**Problem description**
The expected output is every entry, repeated exactly.

**Data listing**
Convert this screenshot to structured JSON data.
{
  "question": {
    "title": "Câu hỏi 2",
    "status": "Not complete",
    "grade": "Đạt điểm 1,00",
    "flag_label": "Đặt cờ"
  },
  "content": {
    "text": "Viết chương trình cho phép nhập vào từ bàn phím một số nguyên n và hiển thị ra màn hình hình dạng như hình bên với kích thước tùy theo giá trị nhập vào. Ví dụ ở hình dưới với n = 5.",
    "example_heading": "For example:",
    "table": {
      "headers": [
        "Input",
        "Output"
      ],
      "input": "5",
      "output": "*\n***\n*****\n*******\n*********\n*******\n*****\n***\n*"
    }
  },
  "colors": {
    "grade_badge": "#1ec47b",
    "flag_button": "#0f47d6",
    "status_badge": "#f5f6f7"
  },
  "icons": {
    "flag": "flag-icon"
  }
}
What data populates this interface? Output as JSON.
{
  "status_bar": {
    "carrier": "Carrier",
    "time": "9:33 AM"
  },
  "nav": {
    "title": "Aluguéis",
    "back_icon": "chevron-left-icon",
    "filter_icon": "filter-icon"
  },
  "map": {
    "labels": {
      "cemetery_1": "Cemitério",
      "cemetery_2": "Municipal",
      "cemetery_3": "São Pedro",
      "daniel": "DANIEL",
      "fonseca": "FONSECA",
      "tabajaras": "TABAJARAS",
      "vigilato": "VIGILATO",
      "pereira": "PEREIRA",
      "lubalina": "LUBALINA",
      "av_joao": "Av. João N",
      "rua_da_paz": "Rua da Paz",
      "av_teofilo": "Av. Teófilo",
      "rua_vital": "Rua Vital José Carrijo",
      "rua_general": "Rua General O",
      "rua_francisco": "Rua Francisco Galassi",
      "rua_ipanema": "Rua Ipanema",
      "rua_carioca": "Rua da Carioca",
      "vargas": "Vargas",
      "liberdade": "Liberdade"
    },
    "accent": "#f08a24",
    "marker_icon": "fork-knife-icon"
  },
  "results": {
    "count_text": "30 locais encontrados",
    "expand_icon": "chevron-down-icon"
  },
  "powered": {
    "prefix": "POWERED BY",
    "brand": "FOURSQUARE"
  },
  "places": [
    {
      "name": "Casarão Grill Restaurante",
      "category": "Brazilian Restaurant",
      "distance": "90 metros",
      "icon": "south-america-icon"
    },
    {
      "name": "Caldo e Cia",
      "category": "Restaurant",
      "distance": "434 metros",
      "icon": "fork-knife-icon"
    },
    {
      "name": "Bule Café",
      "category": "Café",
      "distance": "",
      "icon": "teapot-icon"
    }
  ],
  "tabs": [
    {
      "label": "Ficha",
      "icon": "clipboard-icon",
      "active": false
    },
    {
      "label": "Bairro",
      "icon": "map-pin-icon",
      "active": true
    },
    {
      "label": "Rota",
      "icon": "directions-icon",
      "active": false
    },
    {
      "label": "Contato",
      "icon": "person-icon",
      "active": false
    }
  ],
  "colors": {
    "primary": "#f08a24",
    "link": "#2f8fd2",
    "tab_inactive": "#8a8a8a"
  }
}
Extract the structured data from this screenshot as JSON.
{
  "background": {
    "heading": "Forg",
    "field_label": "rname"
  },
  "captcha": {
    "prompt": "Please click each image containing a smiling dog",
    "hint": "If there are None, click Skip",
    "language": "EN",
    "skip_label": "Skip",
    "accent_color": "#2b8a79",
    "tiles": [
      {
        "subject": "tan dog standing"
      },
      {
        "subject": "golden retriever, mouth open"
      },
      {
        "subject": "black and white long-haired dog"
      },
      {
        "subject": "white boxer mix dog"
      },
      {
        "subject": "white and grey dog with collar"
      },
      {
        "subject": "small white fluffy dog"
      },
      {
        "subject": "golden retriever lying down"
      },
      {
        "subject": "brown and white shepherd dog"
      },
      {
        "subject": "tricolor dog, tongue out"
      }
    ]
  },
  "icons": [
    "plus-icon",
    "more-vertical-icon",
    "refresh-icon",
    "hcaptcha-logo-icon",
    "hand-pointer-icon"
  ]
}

**Written reply**
Convert this screenshot to structured JSON data.
{
  "question": {
    "title": "Câu hỏi 2",
    "status": "Not complete",
    "grade": "Đạt điểm 1,00",
    "flag_label": "Đặt cờ"
  },
  "content": {
    "text": "Viết chương trình cho phép nhập vào từ bàn phím một số nguyên n và hiển thị ra màn hình hình dạng như hình bên với kích thước tùy theo giá trị nhập vào. Ví dụ ở hình dưới với n = 5.",
    "example_heading": "For example:",
    "table": {
      "headers": [
        "Input",
        "Output"
      ],
      "input": "5",
      "output": "*\n***\n*****\n*******\n*********\n*******\n*****\n***\n*"
    }
  },
  "colors": {
    "grade_badge": "#1ec47b",
    "flag_button": "#0f47d6",
    "status_badge": "#f5f6f7"
  },
  "icons": {
    "flag": "flag-icon"
  }
}
What data populates this interface? Output as JSON.
{
  "status_bar": {
    "carrier": "Carrier",
    "time": "9:33 AM"
  },
  "nav": {
    "title": "Aluguéis",
    "back_icon": "chevron-left-icon",
    "filter_icon": "filter-icon"
  },
  "map": {
    "labels": {
      "cemetery_1": "Cemitério",
      "cemetery_2": "Municipal",
      "cemetery_3": "São Pedro",
      "daniel": "DANIEL",
      "fonseca": "FONSECA",
      "tabajaras": "TABAJARAS",
      "vigilato": "VIGILATO",
      "pereira": "PEREIRA",
      "lubalina": "LUBALINA",
      "av_joao": "Av. João N",
      "rua_da_paz": "Rua da Paz",
      "av_teofilo": "Av. Teófilo",
      "rua_vital": "Rua Vital José Carrijo",
      "rua_general": "Rua General O",
      "rua_francisco": "Rua Francisco Galassi",
      "rua_ipanema": "Rua Ipanema",
      "rua_carioca": "Rua da Carioca",
      "vargas": "Vargas",
      "liberdade": "Liberdade"
    },
    "accent": "#f08a24",
    "marker_icon": "fork-knife-icon"
  },
  "results": {
    "count_text": "30 locais encontrados",
    "expand_icon": "chevron-down-icon"
  },
  "powered": {
    "prefix": "POWERED BY",
    "brand": "FOURSQUARE"
  },
  "places": [
    {
      "name": "Casarão Grill Restaurante",
      "category": "Brazilian Restaurant",
      "distance": "90 metros",
      "icon": "south-america-icon"
    },
    {
      "name": "Caldo e Cia",
      "category": "Restaurant",
      "distance": "434 metros",
      "icon": "fork-knife-icon"
    },
    {
      "name": "Bule Café",
      "category": "Café",
      "distance": "",
      "icon": "teapot-icon"
    }
  ],
  "tabs": [
    {
      "label": "Ficha",
      "icon": "clipboard-icon",
      "active": false
    },
    {
      "label": "Bairro",
      "icon": "map-pin-icon",
      "active": true
    },
    {
      "label": "Rota",
      "icon": "directions-icon",
      "active": false
    },
    {
      "label": "Contato",
      "icon": "person-icon",
      "active": false
    }
  ],
  "colors": {
    "primary": "#f08a24",
    "link": "#2f8fd2",
    "tab_inactive": "#8a8a8a"
  }
}
Extract the structured data from this screenshot as JSON.
{
  "background": {
    "heading": "Forg",
    "field_label": "rname"
  },
  "captcha": {
    "prompt": "Please click each image containing a smiling dog",
    "hint": "If there are None, click Skip",
    "language": "EN",
    "skip_label": "Skip",
    "accent_color": "#2b8a79",
    "tiles": [
      {
        "subject": "tan dog standing"
      },
      {
        "subject": "golden retriever, mouth open"
      },
      {
        "subject": "black and white long-haired dog"
      },
      {
        "subject": "white boxer mix dog"
      },
      {
        "subject": "white and grey dog with collar"
      },
      {
        "subject": "small white fluffy dog"
      },
      {
        "subject": "golden retriever lying down"
      },
      {
        "subject": "brown and white shepherd dog"
      },
      {
        "subject": "tricolor dog, tongue out"
      }
    ]
  },
  "icons": [
    "plus-icon",
    "more-vertical-icon",
    "refresh-icon",
    "hcaptcha-logo-icon",
    "hand-pointer-icon"
  ]
}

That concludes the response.